[Adapted from my post at Red, Green, & Blue on 4.29.2008] Word has it that the farm bill congressional conferees hammered out at the end of last week would most likely be vetoed by President Bush. Opponents argue that the bill is full of wasteful handouts to wealthy growers, while supporters defend the supports as a needed rural safety net that also expands nutrition aid for the poor. The bill is expected to be on the House floor later this week and go to the Senate quickly thereafter.
According to Ryan Grimm at Politico.com, when asked what the President would do if the current iteration of the farm bill made its way to the President's desk White House spokesman Scott Stanzel replied, "as it stands now, it is not something the president would support." Despite the threat, there may be enough Congressional support to override the veto. According to House Agriculture Committee Chairman Collin Peterson (D-MN), "If the White House is stupid enough to veto this, they’re going to get overridden.”
The farm bill is a very popular funding mechanism for Congressional spending. Every state's congressional delegation works extremely hard to get their slice of the agricultural pie - not doing so does not bode well in the eyes of powerful ag interests and the voters of agricultural states. In short, farm bills do not get vetoed. At least very rarely do they get vetoed - there are a few exceptions.
One exception to the rule is when a second term president uses a veto (or threatens to veto) an appropriations bill, such as a farm bill - and criticize Congress for loading it with pork and earmarks - without any serious political repercussions. Interestingly enough, the last time a farm bill was vetoed was nearly 10 years ago, when another late second-term president successfully vetoed a farm bill - a veto which Congress made no attempt to override. But the political climate is quite different from that of ten years ago, and I would suspect that this President does not have the political capital to successfully veto the farm bill.

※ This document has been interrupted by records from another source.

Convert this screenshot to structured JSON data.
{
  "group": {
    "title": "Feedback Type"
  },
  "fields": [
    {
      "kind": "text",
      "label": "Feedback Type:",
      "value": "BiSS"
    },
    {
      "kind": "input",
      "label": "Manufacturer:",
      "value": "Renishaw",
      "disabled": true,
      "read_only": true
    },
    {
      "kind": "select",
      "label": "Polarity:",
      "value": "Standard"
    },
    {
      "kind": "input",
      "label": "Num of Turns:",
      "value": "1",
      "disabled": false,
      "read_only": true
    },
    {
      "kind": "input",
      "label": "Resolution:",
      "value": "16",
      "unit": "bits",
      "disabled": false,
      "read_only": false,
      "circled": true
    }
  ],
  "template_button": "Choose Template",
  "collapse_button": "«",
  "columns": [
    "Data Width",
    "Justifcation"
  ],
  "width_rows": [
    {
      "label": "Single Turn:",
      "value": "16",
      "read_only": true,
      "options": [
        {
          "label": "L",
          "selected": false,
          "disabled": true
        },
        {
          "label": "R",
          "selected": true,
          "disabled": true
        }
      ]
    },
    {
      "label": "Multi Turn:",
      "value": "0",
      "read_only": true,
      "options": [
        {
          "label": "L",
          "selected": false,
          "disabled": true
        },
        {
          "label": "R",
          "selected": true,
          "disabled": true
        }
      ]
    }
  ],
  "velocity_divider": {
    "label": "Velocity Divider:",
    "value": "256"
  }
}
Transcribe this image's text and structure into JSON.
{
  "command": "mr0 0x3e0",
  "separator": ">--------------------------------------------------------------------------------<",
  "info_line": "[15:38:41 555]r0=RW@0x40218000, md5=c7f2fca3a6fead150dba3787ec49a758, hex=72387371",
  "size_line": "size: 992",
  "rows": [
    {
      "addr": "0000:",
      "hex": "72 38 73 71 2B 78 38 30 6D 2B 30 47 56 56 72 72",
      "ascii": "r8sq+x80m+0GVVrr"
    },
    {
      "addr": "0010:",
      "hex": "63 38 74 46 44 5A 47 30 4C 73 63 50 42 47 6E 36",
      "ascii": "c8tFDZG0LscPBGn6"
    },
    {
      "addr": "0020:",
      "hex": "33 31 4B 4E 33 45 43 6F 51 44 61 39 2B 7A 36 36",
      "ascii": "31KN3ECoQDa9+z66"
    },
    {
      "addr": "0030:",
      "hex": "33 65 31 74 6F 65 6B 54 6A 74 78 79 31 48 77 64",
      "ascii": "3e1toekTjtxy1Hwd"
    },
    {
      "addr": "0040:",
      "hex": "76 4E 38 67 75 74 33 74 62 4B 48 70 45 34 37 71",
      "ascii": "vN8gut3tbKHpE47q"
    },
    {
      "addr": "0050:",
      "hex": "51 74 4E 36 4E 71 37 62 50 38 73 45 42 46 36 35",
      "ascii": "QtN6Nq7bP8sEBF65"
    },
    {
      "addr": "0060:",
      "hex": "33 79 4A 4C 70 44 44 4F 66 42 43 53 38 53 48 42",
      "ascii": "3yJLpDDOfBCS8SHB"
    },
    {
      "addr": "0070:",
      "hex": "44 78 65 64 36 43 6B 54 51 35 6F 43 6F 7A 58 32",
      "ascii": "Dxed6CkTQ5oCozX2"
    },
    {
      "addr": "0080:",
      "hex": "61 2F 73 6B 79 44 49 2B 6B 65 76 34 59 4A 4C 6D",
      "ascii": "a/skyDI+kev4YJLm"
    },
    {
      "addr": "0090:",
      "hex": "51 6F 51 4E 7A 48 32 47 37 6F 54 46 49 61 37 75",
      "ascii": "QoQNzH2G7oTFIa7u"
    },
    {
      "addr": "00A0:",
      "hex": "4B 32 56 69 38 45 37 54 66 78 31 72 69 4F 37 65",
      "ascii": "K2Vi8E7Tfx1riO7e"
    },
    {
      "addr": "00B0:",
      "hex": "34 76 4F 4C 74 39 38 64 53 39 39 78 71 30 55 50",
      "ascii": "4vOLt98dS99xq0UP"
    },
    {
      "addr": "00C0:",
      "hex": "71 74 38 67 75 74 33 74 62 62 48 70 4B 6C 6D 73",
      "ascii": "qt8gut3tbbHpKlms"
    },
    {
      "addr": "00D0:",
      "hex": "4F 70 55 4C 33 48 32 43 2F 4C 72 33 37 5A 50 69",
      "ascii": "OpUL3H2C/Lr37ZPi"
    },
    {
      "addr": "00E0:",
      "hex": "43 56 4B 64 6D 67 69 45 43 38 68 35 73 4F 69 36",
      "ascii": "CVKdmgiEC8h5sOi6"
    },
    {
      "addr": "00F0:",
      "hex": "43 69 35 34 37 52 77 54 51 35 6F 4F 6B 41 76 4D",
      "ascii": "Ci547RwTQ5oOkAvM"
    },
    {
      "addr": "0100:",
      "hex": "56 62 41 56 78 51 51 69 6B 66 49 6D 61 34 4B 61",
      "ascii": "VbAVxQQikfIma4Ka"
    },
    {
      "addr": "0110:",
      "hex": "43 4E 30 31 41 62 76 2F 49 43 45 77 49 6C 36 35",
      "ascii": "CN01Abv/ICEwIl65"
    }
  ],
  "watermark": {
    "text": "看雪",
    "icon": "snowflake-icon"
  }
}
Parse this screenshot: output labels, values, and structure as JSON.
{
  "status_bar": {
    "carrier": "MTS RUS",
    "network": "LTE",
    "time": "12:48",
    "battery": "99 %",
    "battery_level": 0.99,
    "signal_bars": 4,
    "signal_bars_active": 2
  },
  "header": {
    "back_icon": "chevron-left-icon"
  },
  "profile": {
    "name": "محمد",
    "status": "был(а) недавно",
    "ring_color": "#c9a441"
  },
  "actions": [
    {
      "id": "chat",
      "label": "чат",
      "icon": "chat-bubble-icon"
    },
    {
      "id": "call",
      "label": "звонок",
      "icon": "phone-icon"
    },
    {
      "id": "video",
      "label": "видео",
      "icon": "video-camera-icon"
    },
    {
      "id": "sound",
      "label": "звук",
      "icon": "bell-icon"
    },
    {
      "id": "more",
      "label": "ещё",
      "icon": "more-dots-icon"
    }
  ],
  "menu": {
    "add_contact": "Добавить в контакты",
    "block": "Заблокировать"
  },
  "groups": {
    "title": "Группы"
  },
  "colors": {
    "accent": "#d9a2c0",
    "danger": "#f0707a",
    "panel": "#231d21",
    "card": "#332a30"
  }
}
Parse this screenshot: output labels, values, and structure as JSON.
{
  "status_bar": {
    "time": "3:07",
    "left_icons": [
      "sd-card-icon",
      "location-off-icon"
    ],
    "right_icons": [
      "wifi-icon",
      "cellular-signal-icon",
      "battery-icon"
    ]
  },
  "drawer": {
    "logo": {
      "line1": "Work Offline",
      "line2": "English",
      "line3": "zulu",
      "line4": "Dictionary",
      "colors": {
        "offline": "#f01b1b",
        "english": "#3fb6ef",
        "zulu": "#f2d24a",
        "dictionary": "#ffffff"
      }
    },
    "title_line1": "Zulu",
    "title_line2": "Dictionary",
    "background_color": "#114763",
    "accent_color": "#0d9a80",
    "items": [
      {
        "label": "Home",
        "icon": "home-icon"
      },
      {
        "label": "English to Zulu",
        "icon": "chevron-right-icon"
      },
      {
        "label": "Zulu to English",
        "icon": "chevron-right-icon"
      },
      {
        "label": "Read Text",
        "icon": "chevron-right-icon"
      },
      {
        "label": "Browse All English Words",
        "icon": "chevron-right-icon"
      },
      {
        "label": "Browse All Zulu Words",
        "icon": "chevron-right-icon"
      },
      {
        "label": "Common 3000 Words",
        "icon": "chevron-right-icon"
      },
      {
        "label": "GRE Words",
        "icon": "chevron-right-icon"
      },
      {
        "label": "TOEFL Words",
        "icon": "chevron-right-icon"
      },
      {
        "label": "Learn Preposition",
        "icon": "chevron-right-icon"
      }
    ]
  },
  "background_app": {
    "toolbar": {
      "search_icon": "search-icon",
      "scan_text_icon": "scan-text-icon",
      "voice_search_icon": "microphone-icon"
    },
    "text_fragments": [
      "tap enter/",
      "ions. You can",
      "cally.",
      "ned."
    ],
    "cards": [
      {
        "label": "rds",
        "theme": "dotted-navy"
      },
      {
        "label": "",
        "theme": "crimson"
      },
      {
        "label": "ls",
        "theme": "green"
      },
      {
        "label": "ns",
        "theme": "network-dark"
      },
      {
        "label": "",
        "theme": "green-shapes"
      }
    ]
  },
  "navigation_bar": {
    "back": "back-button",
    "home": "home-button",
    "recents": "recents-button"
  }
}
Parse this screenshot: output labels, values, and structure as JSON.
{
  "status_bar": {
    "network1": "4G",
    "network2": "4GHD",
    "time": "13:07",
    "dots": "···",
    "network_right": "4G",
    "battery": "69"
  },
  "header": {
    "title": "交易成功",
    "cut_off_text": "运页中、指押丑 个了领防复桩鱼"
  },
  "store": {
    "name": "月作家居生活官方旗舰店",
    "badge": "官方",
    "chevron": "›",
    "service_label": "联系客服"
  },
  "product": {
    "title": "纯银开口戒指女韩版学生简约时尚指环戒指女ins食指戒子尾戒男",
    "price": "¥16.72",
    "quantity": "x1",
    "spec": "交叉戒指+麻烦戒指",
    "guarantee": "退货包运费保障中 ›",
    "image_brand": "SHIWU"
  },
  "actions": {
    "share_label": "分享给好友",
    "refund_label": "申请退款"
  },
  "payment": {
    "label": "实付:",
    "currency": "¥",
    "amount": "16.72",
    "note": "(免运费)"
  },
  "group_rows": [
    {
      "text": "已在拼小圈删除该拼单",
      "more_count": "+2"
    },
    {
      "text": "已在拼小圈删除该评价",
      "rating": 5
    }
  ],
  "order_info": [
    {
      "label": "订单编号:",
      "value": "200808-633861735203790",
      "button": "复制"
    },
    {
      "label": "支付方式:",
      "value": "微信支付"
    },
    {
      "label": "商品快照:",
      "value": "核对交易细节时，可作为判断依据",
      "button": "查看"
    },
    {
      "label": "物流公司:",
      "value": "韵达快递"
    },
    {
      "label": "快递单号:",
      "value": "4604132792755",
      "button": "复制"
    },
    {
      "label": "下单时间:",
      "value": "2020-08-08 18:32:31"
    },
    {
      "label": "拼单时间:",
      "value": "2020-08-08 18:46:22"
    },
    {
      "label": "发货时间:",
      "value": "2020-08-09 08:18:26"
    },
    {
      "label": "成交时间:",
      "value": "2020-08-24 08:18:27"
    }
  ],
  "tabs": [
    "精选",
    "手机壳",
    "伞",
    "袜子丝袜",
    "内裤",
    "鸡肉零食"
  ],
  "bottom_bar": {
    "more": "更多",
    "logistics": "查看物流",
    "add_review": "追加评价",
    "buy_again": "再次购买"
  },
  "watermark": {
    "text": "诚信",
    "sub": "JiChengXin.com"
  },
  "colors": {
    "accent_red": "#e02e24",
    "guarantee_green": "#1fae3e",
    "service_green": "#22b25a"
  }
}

Other posts on farm policy:
"Small Wind Remains in Farm Bill" :: Green Options (12/2007)